Rakuten is investing in SpaceMobile as part of a broader strategy to become a leading mobile network operator in Japan and a global solution provider to markets around the world. The company, best known in the U.S. for its cashback services, says its strategic investment with AST & Science has the potential expand Japan national coverage from metropolitan to remote areas and bolster cellular networks in times of natural disaster.
AST & Science successfully tested its SpaceMobile technology aboard the BlueWalker 1 satellite, launched in April 2019, and has been further validating the technology following that initial flight. BlueWalker 1 is a 6U cubesat built for AST & Science by its NanoAvionics subsidiary. Two more satellites, presumably also built by NanoAvionics, are expected to be launched in 2020.
The new investment brings the total capital raised by AST & Science to US$128 million, including early investments from Cisneros and founder Abel Avellan. Vodafone’s participation implies it will pitch in more in the future, but involvement by American Tower and Samsung is also significant. American Tower is a real estate investment trust (REIT) and owner, operator and developer of wireless and broadcast towers with 41,000 properties in the U.S. and around 139,000 internationally. Samsung makes lots of cell phones and one division presented a white paper a few years ago describing a satellite broadband constellation.
Cellular phone manufacturers want to expand the utility of devices beyond traditional coverage, especially in geographic areas where there is limited or no access to service. Sources Space IT Bridge spoke before yesterday’s announcement said there was interest in the cell phone community for solutions to provide enhanced utility and coverage.
Operational satellites for AST & Science and Lynk will be larger than the typical 6U or 12U cubesat form factor, with the “secret sauce” likely involving deployable antennas on satellites to get around the need for modified cell phone hardware or awkward antennas on the ground. Expect to hear a lot of discussion around “link budget” – the balance between transmission power, distance and angle between satellite and ground device, and ability of antennas to receive and transmit data.
AST & Science is not the only company pursuing a “cell tower in the sky” satellite constellation.
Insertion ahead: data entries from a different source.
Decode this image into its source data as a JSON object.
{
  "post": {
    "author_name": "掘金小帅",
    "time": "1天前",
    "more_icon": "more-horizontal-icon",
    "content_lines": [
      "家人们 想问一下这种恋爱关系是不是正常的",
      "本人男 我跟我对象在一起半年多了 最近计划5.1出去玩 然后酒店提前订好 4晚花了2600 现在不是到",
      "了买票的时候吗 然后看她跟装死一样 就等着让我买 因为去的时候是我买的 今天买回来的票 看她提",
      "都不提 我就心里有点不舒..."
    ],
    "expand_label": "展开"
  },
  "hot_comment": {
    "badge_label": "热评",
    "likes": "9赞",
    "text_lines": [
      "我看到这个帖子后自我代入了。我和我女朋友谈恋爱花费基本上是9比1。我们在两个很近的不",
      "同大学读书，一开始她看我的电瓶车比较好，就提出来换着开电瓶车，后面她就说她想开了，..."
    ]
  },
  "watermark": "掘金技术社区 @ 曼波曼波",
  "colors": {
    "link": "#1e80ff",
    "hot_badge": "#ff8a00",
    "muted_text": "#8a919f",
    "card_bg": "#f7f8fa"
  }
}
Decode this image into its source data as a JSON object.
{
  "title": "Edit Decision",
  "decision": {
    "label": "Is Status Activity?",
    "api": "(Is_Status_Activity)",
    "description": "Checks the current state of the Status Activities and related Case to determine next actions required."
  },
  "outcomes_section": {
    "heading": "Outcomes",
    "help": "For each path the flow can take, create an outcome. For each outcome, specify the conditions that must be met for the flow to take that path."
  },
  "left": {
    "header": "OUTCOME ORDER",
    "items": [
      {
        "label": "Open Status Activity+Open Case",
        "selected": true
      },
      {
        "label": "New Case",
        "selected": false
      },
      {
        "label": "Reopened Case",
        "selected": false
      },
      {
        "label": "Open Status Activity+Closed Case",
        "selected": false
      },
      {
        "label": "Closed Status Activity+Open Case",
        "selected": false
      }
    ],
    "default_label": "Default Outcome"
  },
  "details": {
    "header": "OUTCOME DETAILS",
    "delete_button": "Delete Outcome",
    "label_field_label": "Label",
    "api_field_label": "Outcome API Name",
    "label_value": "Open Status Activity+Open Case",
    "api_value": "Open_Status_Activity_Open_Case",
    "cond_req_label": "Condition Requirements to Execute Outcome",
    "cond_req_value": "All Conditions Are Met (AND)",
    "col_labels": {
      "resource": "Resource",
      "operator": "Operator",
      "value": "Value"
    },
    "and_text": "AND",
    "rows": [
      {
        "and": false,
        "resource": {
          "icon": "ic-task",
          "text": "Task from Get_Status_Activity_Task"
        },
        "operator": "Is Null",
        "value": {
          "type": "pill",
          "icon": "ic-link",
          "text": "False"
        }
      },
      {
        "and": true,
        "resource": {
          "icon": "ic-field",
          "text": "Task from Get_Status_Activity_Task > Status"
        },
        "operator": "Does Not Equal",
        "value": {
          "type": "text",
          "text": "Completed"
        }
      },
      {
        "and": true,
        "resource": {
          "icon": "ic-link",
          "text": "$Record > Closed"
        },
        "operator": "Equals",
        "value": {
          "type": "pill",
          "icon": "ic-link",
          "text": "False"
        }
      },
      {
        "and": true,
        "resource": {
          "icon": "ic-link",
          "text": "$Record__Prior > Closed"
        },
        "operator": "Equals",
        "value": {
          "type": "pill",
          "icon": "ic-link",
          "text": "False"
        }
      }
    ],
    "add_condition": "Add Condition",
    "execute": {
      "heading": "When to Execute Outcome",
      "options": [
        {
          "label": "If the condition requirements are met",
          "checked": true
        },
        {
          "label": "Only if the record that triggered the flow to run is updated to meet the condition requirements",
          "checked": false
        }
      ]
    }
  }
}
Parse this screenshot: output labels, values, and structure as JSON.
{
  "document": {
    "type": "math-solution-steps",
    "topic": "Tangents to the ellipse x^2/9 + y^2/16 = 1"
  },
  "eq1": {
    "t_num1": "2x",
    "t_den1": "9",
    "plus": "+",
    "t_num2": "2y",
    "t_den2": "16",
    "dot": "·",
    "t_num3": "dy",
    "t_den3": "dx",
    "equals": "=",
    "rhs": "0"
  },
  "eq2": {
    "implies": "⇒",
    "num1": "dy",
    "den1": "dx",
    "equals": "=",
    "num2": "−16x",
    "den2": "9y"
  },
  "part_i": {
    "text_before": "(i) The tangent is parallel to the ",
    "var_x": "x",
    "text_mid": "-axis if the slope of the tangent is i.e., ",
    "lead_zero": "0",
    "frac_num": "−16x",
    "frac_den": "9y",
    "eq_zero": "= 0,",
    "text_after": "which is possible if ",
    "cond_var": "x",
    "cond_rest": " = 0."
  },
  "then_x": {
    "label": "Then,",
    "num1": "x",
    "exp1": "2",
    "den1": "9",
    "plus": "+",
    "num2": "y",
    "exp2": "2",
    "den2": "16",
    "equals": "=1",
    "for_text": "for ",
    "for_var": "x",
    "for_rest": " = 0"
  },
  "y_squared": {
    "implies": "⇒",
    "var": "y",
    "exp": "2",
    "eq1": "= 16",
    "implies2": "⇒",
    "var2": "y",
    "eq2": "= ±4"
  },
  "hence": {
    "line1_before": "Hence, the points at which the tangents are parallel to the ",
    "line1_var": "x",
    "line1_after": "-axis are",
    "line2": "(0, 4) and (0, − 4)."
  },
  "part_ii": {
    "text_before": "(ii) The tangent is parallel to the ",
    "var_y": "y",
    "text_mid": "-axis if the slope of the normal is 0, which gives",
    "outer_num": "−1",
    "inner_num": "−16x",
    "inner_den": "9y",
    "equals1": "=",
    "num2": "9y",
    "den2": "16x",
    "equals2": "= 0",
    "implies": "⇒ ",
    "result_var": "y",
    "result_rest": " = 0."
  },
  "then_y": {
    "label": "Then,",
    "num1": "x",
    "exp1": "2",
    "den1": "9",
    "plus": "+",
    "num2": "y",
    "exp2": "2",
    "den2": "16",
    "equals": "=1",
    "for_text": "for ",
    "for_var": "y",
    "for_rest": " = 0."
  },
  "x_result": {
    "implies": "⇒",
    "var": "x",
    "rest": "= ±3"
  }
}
Lynk, formerly Ubiquitilink, announced the results of its first on-orbit tests at Mobile World Congress last year and has since conducted two more tests. As of September 2019, Lynk had raised $18 million with CEO and founder Charles Miller saying there was a lot of “big money on the sidelines” available if the company met certain performance metrics.
Lynk’s initial business model relies on SMS text messaging as a first generation of services, acting either as a relay or using a store-and-forward method of moving them between phones out of coverage and back into the terrestrial cellular network. As more and more capable satellites are launched, Lynk will be able to support real-time voice and data services, but Miller said the bandwidth available per satellite made data rates of more than a few hundred kilobits per second for more than a few users impractical. A full LEO constellation providing real-time coverage for voice and data would require 1,000 or so satellites, while Lynk sees 24 or more sufficient for SMS text messaging and IoT.
Using satellite to expand cellular IoT coverage is another near-term revenue opportunity but will be much more competitive. Lynk plans to support GSM and LTE IoT protocols, adding NB-IoT as it is deployed around the globe. Eutelsat, OQ Technologies, and Sateliot are all planning on using cubesats to communicate with ground-based cellular devices.
AST & Science and Lynk, as well as IoT-only player OQ Technologies, all say they have unique patents for satellite-terrestrial cellular communications. There is the possibility for an ugly legal battle or two moving forward.